White Institutional Presence: The Impact of Whiteness on Campus Climate

Winter 2010

Source: Harvard Educational Review, 80(4) (Winter 2010): 464-490.
(Reviewed by the Portal Team)

In this article, the author focuses on African American undergraduates to illuminate the consequences of situated White academic beliefs, procedures, and traditions on social and academic life at predominantly white institutions (PWIs).

The author argues that it is essential that predominately White institutions interested in addressing African American attrition due to chilly or hostile campus climates realize how marginalization and discrimination are the outcomes of White mainstream ideology (Whiteness) and White privilege. These sources of hostile or chilly campus climates are what the author names White institutional presence (WIP). WIP focuses on the White normative messages and practices that are exchanged within the academic milieu.

Conceptual Framework

The author proposes WIP as a framework that can enhance understanding of embedded ideologies of Whiteness and provide a meaningful guide for institutional reflection.
The manifestation of WIP can be categorized into four intricately linked attributes: White ascendancy, monoculturalism, White blindness, and White estrangement.

White Ascendancy
White ascendancy refers to thinking and behavior that arise from White mainstream authority and advantage, which in turn are generated from Whiteness's historical position of power and domination. The composition of White ascendancy includes a sense of superiority, a sense of entitlement, domination over racial discourse, and White victimization.
The author proposes that White ascendancy beliefs lead people to ignore people of color and their abilities. White ascendency creates a hostile environment for African Americans.

White monocultural paradigm endorses White structures of knowledge, which in turn embraces rationality and scientific evaluation standards and disallows different worldviews' epistemologies, ideas, and practices (Patton, McEwen, Rendón, & Howard-Hamilton, 2007). As a result of Eurocentric views of scholarship, alternative racial and ethnic perspectives are rarely found in required course readings.

White Blindness
White blindness is a racial ideology that obscures and protects White identity and White privilege. It is based on the principle of color blindness, which positions equality in an ideology wherein the race of a person is and ought to be immaterial to any decision-making process. White blindness is apparent in institutional curricular decisions, such as faculty deciding on classroom texts without a critical eye for deficit messages embedded in those texts.

White Estrangement
WIP is sustained and perpetuated through White estrangement, through the distancing of Whites physically and socially from people of color. Thus, White students may not instigate interaction (Tatum, 1997/2003), may self-segregate, and may not seek out cultural immersion experiences (Reason, Roosa Millar, & Scales, 2005).


Higher education leaders need to be prepared to work with culturally different students and help create learning environments that encourage respect and intercultural understanding (López, 2003). The author claims that by using the WIP framework, practitioners and administrators can bring to light subtle and blatant consequences of White ascendancy, monoculturalism, White blindness, and White estrangement.

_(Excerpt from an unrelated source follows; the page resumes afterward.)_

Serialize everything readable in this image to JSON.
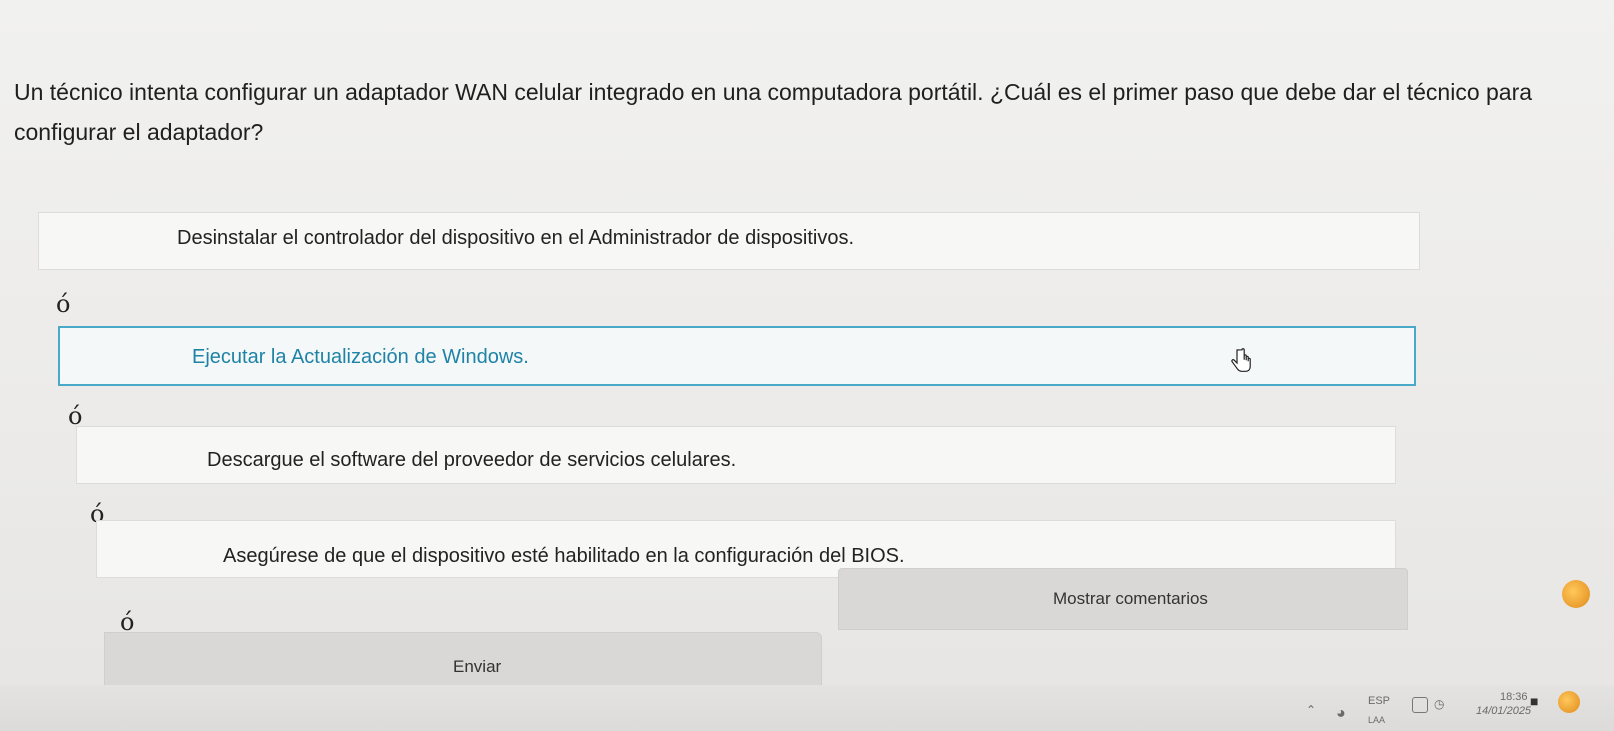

To address chilly climates in higher education, institutions must craft solutions that target these root causes.

López, G. R. (2003). The (racially neutral) politics of education: A critical race theory perspective. Educational Administration Quarterly, 39(1), 68-94.
Patton, L. D., McEwen, M., Rendón, L. L, & Howard-Hamilton, M. F. (2007). Critical race perspectives on theory in student affairs. New Directions for Student Services, 2007(120) , 39-53.
Reason, R. D., Roosa Millar, E. A, & Scales, T C. (2005). Toward a model of racial justice ally development, Journal of College Student Development, 46(b) , 530-546.
Tatum, B. (1997/2003). "Why are all the Black kids sitting together in the cafeteria?" "New York: Basic Books.

Updated: Apr. 04, 2012